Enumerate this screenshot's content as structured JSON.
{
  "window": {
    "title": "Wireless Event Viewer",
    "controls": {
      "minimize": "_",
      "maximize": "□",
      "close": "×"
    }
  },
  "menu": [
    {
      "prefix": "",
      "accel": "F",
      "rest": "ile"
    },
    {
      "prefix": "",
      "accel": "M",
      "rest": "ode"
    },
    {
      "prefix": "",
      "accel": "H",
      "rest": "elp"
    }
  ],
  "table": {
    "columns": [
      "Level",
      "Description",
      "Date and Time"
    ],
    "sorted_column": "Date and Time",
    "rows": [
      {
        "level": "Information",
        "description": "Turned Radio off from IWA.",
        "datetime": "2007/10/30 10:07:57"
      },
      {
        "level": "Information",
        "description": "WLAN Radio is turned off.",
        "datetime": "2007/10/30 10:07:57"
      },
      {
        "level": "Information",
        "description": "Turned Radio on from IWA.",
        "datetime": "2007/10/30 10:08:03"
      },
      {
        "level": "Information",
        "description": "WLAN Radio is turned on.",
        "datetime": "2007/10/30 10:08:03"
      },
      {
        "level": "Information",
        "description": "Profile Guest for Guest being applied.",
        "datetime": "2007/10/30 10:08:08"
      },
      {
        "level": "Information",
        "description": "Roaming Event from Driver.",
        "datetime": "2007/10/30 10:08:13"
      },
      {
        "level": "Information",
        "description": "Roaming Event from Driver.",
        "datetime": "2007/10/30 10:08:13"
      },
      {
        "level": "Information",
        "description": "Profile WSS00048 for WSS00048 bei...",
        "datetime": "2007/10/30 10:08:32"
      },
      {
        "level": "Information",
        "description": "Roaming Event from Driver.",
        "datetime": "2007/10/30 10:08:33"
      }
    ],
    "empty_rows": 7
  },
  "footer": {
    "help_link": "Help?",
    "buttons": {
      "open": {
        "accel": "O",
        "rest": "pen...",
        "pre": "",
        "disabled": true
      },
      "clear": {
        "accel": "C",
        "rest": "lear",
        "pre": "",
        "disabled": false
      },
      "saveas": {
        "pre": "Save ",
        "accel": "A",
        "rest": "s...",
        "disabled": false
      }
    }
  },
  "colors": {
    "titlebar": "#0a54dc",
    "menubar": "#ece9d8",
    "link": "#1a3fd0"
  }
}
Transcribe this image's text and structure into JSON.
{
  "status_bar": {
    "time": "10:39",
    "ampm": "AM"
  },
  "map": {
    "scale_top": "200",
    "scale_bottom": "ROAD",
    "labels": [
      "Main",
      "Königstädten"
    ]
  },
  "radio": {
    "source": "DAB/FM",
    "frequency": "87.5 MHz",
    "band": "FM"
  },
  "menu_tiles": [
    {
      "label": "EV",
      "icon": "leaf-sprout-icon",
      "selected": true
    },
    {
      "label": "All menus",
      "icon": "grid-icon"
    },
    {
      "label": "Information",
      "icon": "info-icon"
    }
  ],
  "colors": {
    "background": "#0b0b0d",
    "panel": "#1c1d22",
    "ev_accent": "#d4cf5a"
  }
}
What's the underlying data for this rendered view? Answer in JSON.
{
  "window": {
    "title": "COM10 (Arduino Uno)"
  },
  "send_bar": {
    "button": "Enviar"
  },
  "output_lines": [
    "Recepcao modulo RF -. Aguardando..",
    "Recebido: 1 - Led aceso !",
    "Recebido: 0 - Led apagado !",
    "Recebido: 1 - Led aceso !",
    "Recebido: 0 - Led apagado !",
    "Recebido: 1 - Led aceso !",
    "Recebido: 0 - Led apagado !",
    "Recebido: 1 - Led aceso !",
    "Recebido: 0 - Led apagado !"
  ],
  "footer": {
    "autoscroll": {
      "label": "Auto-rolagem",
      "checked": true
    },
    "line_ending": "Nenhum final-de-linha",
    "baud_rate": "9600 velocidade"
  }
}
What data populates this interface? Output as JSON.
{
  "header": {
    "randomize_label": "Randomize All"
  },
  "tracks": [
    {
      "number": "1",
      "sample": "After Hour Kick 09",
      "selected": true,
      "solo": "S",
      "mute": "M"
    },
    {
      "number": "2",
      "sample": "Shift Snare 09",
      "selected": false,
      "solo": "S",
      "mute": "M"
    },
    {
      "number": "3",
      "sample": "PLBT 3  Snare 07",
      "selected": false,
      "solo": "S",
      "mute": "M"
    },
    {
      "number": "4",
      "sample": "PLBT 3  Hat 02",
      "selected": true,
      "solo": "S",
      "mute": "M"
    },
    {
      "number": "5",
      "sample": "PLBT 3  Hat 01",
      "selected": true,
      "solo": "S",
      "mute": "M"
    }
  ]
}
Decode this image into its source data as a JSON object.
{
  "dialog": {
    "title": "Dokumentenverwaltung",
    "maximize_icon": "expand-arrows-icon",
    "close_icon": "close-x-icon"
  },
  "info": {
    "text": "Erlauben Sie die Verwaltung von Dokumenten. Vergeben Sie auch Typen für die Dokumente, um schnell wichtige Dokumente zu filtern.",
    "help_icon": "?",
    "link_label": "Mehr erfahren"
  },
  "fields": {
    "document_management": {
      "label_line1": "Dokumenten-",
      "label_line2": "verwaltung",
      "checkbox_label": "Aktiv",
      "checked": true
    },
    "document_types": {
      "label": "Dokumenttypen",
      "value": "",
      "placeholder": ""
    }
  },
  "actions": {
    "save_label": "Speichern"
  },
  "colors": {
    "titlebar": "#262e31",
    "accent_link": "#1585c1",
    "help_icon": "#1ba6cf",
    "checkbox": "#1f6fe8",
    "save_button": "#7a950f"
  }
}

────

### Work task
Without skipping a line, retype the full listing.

### Solution for this exercise
Enumerate this screenshot's content as structured JSON.
{
  "window": {
    "title": "Wireless Event Viewer",
    "controls": {
      "minimize": "_",
      "maximize": "□",
      "close": "×"
    }
  },
  "menu": [
    {
      "prefix": "",
      "accel": "F",
      "rest": "ile"
    },
    {
      "prefix": "",
      "accel": "M",
      "rest": "ode"
    },
    {
      "prefix": "",
      "accel": "H",
      "rest": "elp"
    }
  ],
  "table": {
    "columns": [
      "Level",
      "Description",
      "Date and Time"
    ],
    "sorted_column": "Date and Time",
    "rows": [
      {
        "level": "Information",
        "description": "Turned Radio off from IWA.",
        "datetime": "2007/10/30 10:07:57"
      },
      {
        "level": "Information",
        "description": "WLAN Radio is turned off.",
        "datetime": "2007/10/30 10:07:57"
      },
      {
        "level": "Information",
        "description": "Turned Radio on from IWA.",
        "datetime": "2007/10/30 10:08:03"
      },
      {
        "level": "Information",
        "description": "WLAN Radio is turned on.",
        "datetime": "2007/10/30 10:08:03"
      },
      {
        "level": "Information",
        "description": "Profile Guest for Guest being applied.",
        "datetime": "2007/10/30 10:08:08"
      },
      {
        "level": "Information",
        "description": "Roaming Event from Driver.",
        "datetime": "2007/10/30 10:08:13"
      },
      {
        "level": "Information",
        "description": "Roaming Event from Driver.",
        "datetime": "2007/10/30 10:08:13"
      },
      {
        "level": "Information",
        "description": "Profile WSS00048 for WSS00048 bei...",
        "datetime": "2007/10/30 10:08:32"
      },
      {
        "level": "Information",
        "description": "Roaming Event from Driver.",
        "datetime": "2007/10/30 10:08:33"
      }
    ],
    "empty_rows": 7
  },
  "footer": {
    "help_link": "Help?",
    "buttons": {
      "open": {
        "accel": "O",
        "rest": "pen...",
        "pre": "",
        "disabled": true
      },
      "clear": {
        "accel": "C",
        "rest": "lear",
        "pre": "",
        "disabled": false
      },
      "saveas": {
        "pre": "Save ",
        "accel": "A",
        "rest": "s...",
        "disabled": false
      }
    }
  },
  "colors": {
    "titlebar": "#0a54dc",
    "menubar": "#ece9d8",
    "link": "#1a3fd0"
  }
}
Transcribe this image's text and structure into JSON.
{
  "status_bar": {
    "time": "10:39",
    "ampm": "AM"
  },
  "map": {
    "scale_top": "200",
    "scale_bottom": "ROAD",
    "labels": [
      "Main",
      "Königstädten"
    ]
  },
  "radio": {
    "source": "DAB/FM",
    "frequency": "87.5 MHz",
    "band": "FM"
  },
  "menu_tiles": [
    {
      "label": "EV",
      "icon": "leaf-sprout-icon",
      "selected": true
    },
    {
      "label": "All menus",
      "icon": "grid-icon"
    },
    {
      "label": "Information",
      "icon": "info-icon"
    }
  ],
  "colors": {
    "background": "#0b0b0d",
    "panel": "#1c1d22",
    "ev_accent": "#d4cf5a"
  }
}
What's the underlying data for this rendered view? Answer in JSON.
{
  "window": {
    "title": "COM10 (Arduino Uno)"
  },
  "send_bar": {
    "button": "Enviar"
  },
  "output_lines": [
    "Recepcao modulo RF -. Aguardando..",
    "Recebido: 1 - Led aceso !",
    "Recebido: 0 - Led apagado !",
    "Recebido: 1 - Led aceso !",
    "Recebido: 0 - Led apagado !",
    "Recebido: 1 - Led aceso !",
    "Recebido: 0 - Led apagado !",
    "Recebido: 1 - Led aceso !",
    "Recebido: 0 - Led apagado !"
  ],
  "footer": {
    "autoscroll": {
      "label": "Auto-rolagem",
      "checked": true
    },
    "line_ending": "Nenhum final-de-linha",
    "baud_rate": "9600 velocidade"
  }
}
What data populates this interface? Output as JSON.
{
  "header": {
    "randomize_label": "Randomize All"
  },
  "tracks": [
    {
      "number": "1",
      "sample": "After Hour Kick 09",
      "selected": true,
      "solo": "S",
      "mute": "M"
    },
    {
      "number": "2",
      "sample": "Shift Snare 09",
      "selected": false,
      "solo": "S",
      "mute": "M"
    },
    {
      "number": "3",
      "sample": "PLBT 3  Snare 07",
      "selected": false,
      "solo": "S",
      "mute": "M"
    },
    {
      "number": "4",
      "sample": "PLBT 3  Hat 02",
      "selected": true,
      "solo": "S",
      "mute": "M"
    },
    {
      "number": "5",
      "sample": "PLBT 3  Hat 01",
      "selected": true,
      "solo": "S",
      "mute": "M"
    }
  ]
}
Decode this image into its source data as a JSON object.
{
  "dialog": {
    "title": "Dokumentenverwaltung",
    "maximize_icon": "expand-arrows-icon",
    "close_icon": "close-x-icon"
  },
  "info": {
    "text": "Erlauben Sie die Verwaltung von Dokumenten. Vergeben Sie auch Typen für die Dokumente, um schnell wichtige Dokumente zu filtern.",
    "help_icon": "?",
    "link_label": "Mehr erfahren"
  },
  "fields": {
    "document_management": {
      "label_line1": "Dokumenten-",
      "label_line2": "verwaltung",
      "checkbox_label": "Aktiv",
      "checked": true
    },
    "document_types": {
      "label": "Dokumenttypen",
      "value": "",
      "placeholder": ""
    }
  },
  "actions": {
    "save_label": "Speichern"
  },
  "colors": {
    "titlebar": "#262e31",
    "accent_link": "#1585c1",
    "help_icon": "#1ba6cf",
    "checkbox": "#1f6fe8",
    "save_button": "#7a950f"
  }
}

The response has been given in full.